“Two years ago at the World Cup, England were in a pretty big hole. But they’ve gone back, changed the way they play, the way they’ve approached every game and it has started to work for them.” Law, a former Australia player, said after yesterday’s match.
“It’s an amazing transformation in two years. I’m hoping in two years’ time we can sit down and say something is happening to revive West Indies cricket, something to get us competitive against these bigger teams.”
Law also said he was encouraged by the talent in the squad.
“The first glimpse of what I’ve got to work with and there are some very encouraging signs. I thought we bowled particularly well throughout the series. Today probably wasn’t our best, but the first two were good.
“With the batting, we had guys getting starts but no one going on to get big scores. That’s the area we need to improve. I’m not pleased with the result but very, very happy to see some guys who have actually got something to give out there and want to be there to do it,” Law said.
On the eve of the final ODI, Holder called for patience from West Indies supporters.
“Obviously, the patience is running out with the public. But we’re still human beings. We’re very young on the international circuit,” he said.
“You’ve got to bear with them a bit, but it’s important we learn as quickly as possible.”
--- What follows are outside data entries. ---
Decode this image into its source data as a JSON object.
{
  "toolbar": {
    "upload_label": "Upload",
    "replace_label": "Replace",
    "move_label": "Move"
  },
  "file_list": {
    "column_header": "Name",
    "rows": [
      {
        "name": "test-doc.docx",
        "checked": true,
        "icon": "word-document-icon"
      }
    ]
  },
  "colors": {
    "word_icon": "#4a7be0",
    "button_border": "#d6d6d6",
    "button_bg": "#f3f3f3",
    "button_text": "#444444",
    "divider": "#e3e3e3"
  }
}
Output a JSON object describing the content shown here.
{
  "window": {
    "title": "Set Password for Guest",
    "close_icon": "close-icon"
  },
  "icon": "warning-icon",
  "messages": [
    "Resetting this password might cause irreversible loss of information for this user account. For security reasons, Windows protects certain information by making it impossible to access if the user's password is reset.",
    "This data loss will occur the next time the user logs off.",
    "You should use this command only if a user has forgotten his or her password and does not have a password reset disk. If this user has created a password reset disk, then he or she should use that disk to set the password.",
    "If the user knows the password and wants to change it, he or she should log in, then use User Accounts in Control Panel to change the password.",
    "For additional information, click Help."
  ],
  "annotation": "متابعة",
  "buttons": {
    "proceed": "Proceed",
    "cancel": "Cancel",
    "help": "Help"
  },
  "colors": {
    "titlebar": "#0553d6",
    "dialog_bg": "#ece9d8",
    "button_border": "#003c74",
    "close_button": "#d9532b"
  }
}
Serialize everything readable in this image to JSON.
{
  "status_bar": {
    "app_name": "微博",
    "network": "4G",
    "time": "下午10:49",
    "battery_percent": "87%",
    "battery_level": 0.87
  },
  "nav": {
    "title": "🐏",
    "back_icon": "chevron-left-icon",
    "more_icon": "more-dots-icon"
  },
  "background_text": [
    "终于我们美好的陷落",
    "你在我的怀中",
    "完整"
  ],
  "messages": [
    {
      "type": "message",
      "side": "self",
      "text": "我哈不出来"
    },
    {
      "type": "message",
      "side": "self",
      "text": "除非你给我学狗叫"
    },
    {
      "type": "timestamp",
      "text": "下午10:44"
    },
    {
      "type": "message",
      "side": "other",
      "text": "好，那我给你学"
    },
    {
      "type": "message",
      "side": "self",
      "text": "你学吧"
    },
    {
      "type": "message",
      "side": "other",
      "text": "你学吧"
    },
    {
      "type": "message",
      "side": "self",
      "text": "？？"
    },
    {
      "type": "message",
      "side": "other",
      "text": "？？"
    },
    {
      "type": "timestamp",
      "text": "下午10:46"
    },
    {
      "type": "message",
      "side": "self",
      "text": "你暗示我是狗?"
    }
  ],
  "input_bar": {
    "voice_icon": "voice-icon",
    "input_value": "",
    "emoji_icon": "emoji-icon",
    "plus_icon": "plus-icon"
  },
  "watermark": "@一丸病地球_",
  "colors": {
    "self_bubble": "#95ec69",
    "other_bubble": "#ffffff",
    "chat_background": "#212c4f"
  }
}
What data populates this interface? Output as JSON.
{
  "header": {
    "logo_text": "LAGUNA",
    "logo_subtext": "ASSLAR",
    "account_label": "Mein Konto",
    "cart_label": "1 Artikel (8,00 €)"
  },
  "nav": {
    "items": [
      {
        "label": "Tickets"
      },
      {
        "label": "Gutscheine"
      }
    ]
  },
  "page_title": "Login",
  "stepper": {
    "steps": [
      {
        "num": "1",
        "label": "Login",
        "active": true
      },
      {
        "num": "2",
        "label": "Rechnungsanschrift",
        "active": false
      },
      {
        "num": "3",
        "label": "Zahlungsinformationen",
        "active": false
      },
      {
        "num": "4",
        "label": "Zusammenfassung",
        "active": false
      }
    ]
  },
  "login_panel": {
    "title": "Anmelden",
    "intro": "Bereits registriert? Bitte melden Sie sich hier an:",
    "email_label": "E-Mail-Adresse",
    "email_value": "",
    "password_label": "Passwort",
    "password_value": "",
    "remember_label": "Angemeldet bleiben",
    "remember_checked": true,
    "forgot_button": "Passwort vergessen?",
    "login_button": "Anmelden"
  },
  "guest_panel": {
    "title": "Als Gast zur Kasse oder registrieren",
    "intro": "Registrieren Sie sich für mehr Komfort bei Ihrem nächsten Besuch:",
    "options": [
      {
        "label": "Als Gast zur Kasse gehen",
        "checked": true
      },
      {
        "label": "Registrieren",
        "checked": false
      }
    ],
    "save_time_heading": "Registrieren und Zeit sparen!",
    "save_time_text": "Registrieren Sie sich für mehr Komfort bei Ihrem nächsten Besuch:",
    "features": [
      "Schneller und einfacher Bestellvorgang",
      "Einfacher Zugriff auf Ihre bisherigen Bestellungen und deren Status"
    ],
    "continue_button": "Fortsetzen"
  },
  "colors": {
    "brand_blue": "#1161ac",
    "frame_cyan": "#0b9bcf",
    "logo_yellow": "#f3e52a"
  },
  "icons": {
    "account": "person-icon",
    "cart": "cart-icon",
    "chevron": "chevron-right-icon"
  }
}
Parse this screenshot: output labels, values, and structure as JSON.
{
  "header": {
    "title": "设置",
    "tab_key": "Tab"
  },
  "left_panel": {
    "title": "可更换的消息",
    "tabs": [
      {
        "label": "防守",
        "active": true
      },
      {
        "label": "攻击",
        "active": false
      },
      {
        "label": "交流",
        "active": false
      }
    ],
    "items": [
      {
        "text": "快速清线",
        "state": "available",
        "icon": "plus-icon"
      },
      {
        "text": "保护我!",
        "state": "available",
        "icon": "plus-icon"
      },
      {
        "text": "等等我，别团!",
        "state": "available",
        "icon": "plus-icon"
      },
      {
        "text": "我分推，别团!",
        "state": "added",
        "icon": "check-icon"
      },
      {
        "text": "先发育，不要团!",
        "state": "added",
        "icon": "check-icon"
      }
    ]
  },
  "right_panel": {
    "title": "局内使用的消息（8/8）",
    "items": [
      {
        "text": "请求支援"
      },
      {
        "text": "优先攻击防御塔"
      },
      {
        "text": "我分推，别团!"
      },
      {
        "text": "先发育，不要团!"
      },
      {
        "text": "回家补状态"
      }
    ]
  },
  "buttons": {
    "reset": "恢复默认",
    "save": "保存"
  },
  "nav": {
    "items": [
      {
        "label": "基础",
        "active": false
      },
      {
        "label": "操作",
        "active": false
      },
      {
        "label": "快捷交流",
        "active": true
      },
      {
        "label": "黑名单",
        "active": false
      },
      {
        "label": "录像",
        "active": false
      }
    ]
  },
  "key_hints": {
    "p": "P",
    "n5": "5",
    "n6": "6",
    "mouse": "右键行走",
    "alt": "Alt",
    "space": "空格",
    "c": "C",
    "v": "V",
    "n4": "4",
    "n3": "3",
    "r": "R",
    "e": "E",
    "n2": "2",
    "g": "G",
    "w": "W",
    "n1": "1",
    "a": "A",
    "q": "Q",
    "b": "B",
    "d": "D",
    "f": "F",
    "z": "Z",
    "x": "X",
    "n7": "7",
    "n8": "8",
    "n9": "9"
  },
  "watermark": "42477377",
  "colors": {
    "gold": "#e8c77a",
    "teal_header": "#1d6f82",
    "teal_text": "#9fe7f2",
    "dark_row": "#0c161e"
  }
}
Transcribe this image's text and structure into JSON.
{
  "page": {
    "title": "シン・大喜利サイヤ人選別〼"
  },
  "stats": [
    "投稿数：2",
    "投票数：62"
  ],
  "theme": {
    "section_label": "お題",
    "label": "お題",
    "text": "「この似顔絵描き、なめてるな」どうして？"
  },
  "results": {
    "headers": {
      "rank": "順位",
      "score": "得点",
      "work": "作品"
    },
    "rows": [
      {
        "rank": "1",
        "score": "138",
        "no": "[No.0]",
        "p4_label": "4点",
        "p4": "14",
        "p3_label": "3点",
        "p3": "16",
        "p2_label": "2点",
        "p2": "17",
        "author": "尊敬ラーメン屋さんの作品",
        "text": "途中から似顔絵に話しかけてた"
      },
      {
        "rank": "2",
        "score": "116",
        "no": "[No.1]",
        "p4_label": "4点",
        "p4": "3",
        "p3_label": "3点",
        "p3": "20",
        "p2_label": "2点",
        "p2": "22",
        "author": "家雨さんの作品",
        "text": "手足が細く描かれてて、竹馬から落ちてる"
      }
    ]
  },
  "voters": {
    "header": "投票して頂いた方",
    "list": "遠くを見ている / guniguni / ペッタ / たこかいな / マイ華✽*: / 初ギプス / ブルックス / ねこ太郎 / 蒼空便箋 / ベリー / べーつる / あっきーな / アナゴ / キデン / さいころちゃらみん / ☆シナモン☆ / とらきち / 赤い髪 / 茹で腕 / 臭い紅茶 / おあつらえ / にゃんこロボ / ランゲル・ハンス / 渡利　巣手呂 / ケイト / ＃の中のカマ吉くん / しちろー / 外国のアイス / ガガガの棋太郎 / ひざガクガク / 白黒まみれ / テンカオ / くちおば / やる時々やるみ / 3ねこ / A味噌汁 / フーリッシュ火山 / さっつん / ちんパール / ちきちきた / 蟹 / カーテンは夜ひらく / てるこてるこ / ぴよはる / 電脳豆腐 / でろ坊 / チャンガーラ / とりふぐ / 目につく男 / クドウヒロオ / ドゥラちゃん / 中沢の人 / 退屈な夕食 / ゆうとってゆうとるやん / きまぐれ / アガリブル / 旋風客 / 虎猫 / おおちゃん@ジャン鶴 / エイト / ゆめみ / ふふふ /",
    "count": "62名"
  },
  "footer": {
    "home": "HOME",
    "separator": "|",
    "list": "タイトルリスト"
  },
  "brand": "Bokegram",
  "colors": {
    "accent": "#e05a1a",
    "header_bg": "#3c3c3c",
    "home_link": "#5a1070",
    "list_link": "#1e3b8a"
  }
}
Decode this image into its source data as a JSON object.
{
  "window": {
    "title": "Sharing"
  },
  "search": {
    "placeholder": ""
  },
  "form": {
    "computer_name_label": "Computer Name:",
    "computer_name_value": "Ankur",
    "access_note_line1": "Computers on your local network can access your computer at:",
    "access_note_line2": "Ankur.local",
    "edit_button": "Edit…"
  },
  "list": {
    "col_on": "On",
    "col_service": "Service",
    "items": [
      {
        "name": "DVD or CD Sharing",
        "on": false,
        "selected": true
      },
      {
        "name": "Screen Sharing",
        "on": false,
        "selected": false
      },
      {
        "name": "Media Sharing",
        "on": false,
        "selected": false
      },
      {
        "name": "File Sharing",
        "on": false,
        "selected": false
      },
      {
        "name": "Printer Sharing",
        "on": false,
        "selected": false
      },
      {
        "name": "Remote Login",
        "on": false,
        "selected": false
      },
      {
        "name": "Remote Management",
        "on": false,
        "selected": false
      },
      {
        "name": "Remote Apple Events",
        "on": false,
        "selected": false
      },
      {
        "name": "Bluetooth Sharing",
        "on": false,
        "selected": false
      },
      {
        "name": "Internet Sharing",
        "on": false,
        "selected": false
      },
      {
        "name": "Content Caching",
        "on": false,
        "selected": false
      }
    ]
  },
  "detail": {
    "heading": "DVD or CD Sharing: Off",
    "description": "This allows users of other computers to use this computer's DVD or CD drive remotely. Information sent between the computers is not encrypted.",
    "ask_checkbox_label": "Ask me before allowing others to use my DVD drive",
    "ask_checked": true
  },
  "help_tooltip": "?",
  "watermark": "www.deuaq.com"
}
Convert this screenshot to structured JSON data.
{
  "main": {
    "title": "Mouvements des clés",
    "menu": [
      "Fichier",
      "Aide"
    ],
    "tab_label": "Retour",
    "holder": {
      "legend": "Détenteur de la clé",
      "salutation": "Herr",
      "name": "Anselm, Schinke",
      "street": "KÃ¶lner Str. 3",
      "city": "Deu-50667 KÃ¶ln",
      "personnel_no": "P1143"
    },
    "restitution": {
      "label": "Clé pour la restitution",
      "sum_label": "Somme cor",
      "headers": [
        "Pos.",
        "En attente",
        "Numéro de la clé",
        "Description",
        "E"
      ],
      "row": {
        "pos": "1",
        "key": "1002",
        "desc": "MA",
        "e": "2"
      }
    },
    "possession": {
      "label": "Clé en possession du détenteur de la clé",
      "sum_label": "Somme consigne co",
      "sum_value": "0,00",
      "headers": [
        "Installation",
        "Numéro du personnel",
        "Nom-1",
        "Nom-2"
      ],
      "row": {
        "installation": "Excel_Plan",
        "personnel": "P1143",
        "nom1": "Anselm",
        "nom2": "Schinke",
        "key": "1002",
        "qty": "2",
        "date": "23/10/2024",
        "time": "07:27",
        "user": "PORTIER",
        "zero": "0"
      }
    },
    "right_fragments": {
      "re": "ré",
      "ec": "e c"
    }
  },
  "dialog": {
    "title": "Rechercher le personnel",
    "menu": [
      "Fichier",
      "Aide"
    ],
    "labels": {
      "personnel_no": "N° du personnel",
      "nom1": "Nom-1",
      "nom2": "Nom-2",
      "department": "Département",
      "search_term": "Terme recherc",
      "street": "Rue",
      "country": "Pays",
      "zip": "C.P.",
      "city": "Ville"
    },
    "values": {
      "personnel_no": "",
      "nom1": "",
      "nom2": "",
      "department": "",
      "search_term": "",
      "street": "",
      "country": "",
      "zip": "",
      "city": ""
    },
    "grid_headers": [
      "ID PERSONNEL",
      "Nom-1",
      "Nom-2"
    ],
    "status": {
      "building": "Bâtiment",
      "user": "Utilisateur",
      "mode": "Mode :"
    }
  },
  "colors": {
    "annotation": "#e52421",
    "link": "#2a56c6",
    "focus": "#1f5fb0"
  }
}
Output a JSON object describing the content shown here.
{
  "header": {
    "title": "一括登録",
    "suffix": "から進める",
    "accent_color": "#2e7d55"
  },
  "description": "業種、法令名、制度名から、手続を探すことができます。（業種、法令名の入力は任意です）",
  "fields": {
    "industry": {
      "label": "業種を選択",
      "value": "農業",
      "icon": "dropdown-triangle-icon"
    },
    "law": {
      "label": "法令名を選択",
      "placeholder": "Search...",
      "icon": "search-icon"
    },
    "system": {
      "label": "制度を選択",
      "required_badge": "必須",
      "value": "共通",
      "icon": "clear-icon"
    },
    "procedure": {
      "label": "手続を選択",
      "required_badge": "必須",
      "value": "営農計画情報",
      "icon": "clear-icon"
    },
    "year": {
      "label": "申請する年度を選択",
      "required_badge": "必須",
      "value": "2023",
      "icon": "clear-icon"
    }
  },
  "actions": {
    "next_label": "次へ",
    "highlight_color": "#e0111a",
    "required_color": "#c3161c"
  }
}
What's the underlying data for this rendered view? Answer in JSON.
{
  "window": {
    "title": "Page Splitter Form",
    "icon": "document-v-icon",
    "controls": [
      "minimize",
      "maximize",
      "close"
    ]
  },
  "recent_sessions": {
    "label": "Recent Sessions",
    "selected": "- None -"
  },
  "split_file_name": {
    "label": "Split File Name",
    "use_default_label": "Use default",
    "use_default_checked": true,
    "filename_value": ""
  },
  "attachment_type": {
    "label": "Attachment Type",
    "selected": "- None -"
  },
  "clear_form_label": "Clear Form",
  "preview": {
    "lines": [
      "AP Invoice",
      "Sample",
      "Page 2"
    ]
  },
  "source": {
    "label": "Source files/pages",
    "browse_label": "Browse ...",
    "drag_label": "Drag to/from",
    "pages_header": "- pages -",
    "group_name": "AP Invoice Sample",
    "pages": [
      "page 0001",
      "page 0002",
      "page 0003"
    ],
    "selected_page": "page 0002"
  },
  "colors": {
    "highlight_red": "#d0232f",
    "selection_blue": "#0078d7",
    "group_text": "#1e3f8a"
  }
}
Holder and Law have been very expressive. So, too, have been West Indian fans.
Keith Holder is a veteran, award-winning freelance sports journalist, who has been covering local, regional and international cricket since 1980 as a writer and commentator. He has compiled statistics on the Barbados Cricket Association (BCA) Division 1 (now Elite) championship for three-and-a-half decades and is responsible for editing the BCA website (www.bcacricket.org). Holder is also the host of the cricket Talk Show, Mid Wicket, on the Caribbean Broadcasting Corporation 100.7 FM on Tuesday nights. Email: Keithfholder@gmail.com